Hydraulophone is an amazing musical instrument that uses liquid for sound production. It differs from all known “water” instruments, because in them sound creates still air, and liquid is nothing more than the working body of a hydraulic mechanism that pumps air into the tubes. In the hydraulophone it is the fluctuations of the liquid – most often water – that create the sound.
The musician who plays this instrument has to deal directly with the liquid: to get notes on the hydrailophone it is necessary to cover the holes with the fingers, like in a recorder or a whistle, but trickles of water beat from the holes. Water tools are more convenient than their air relatives: in it each hole corresponds to one note, which allows you to take whole chords. For greater convenience, the notes are arranged in order, as on a piano, and the trickles of water flowing through the holes create even a kind of keyboard – wet and constantly moving.
Note by note
The founder of the hydraulophone Steve Mann – a Canadian inventor known for his wearable computers – has been engaged in unusual musical instruments for more than 20 years. “Funny plumbing sounds,” he says. “I’ve always wanted to learn how to use these sounds to extract music.” Starting with water from a garden hose (the prototype of a hydrailophone was called a “water horn” and had only one trickle to control the sound), Mann went a long way in research and created many models with a similar principle of action.
Using external similarity, hydraulophone is often called a water flute, but their similarity lies much deeper – in principle, the sound. When the performer with his finger deflects a trickle of water, the pressure in it rises, and some of the water from it is sent to a branch pipe leading to the sound-extractor inside the instrument, just as air is blown into the flute. In different models of the hydrailophone, labial tubes are used to produce sound, that is, small flutes, metal tabs, like in a saxophone, rotating perforated disks, as in a pneumatic siren, and other mechanisms that cause the fluid to vibrate at a certain frequency.
Hydraulophone is a very sensitive musical instrument. The sound of a note depends on how we interact with a trickle of water on the keyboard: we closed it, closed it or turned it aside (with full closure, the volume of the sound is maximal, since the entire stream is redirected to the pickup). In the electric version of the instrument, the musician controls the pitch, volume and timbre of the sound during performance, and he can individually vary each note of the chord (a rare property for musical instruments). Thus, you can play and accompany yourself simultaneously, whimsically sharing and twisting the main and secondary melodies.
Thus, the hydraulophone is a set of many monophonic “water flutes”, each of which the musician can control one finger, adjusting the volume of the sound.
The researchers went on and made an electric hydraulophone to make the slightest turbulence of the stream sound. To the sound mechanisms of each tricket, the simplest hydrophones were connected, with the help of electronic filtration they got rid of side effects, and the water keyboard became even more sensitive to the movements of the musician.
While the musician does not begin to interact with the “fountain” of a certain note, the water does not fall into the discharge tube. On the contrary, due to the movement of water in it, a vacuum is created.

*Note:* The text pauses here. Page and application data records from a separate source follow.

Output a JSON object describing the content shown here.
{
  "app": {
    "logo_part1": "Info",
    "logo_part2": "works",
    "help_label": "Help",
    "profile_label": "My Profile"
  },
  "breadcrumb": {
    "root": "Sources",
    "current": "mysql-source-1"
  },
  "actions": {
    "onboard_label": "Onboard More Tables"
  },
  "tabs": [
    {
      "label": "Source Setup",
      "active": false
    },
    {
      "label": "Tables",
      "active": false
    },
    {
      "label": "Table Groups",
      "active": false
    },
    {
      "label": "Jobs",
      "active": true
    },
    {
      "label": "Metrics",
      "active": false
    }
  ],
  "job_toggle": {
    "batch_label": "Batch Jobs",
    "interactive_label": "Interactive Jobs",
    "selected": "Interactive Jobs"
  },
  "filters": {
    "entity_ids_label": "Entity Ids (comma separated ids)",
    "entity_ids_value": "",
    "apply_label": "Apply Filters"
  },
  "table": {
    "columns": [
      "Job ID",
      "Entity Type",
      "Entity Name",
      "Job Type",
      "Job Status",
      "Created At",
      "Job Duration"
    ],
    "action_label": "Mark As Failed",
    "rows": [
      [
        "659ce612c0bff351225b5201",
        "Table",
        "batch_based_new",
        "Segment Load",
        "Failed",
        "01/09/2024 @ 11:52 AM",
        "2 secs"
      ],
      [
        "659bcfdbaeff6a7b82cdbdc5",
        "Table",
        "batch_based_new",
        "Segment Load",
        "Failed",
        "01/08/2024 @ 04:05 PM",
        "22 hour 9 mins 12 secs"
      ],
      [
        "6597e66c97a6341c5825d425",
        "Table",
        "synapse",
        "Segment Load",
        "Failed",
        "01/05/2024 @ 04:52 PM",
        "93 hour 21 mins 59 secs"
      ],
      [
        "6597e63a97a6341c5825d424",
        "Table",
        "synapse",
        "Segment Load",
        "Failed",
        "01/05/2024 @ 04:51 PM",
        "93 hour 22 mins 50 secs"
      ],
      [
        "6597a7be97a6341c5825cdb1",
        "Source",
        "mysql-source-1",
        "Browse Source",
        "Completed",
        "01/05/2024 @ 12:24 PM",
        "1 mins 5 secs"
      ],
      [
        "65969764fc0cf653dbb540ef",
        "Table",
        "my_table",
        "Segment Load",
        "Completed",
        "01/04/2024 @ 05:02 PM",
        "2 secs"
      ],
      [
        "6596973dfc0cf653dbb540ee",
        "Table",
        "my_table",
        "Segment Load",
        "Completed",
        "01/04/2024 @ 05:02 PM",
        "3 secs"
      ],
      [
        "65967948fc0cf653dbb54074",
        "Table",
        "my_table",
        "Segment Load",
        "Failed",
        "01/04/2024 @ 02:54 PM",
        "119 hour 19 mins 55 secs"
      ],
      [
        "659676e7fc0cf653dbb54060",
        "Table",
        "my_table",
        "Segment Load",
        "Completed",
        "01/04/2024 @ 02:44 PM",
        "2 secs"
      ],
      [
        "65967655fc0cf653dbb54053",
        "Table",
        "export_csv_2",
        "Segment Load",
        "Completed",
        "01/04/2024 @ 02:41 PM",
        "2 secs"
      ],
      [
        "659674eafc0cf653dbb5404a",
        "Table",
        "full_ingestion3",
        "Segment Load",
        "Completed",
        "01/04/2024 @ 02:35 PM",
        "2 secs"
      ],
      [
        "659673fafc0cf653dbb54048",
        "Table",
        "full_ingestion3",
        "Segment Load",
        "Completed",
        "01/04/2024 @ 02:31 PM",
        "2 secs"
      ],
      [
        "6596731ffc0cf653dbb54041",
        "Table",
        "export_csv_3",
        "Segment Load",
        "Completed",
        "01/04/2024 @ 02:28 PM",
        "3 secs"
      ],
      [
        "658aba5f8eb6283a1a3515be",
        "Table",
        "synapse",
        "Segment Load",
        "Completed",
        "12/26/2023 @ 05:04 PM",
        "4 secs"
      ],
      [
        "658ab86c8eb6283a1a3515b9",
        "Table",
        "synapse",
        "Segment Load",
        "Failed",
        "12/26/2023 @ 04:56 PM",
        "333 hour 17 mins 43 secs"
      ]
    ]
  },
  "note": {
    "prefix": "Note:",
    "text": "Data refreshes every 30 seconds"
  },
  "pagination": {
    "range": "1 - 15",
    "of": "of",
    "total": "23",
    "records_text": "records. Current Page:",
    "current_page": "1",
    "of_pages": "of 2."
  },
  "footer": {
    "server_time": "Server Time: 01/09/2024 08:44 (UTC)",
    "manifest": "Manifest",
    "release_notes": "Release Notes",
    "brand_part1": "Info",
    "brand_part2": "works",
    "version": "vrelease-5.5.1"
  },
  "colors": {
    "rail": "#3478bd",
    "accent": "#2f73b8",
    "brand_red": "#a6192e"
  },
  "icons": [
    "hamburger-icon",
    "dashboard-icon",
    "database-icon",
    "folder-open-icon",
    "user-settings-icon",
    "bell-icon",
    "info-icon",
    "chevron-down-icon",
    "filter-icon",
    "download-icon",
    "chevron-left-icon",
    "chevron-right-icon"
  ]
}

Mann designed his instrument not only for musical activity, but also for entertainment – as a musical sculpture-fountain for installation in a public park. Stuck is very interesting: unlike wind instruments, in it we see trickles that create a sound, and we can touch them. In the simplest instrument there are only 12 notes, it is easy to learn how to play it, and even gamers deliver a great pleasure to the performer. Today, hydraulophones are installed in scientific museums and public places as fountains, and flocks of children are constantly flocking around them, wishing to play on an amusing musical attraction.
But serious concert copies take place in the orchestra pit. So, the orchestra is ready, Ryan Jenzen puts his hands on the tight trickles of the water keyboard, and they tickle the pads of their fingers. The first chords are heard.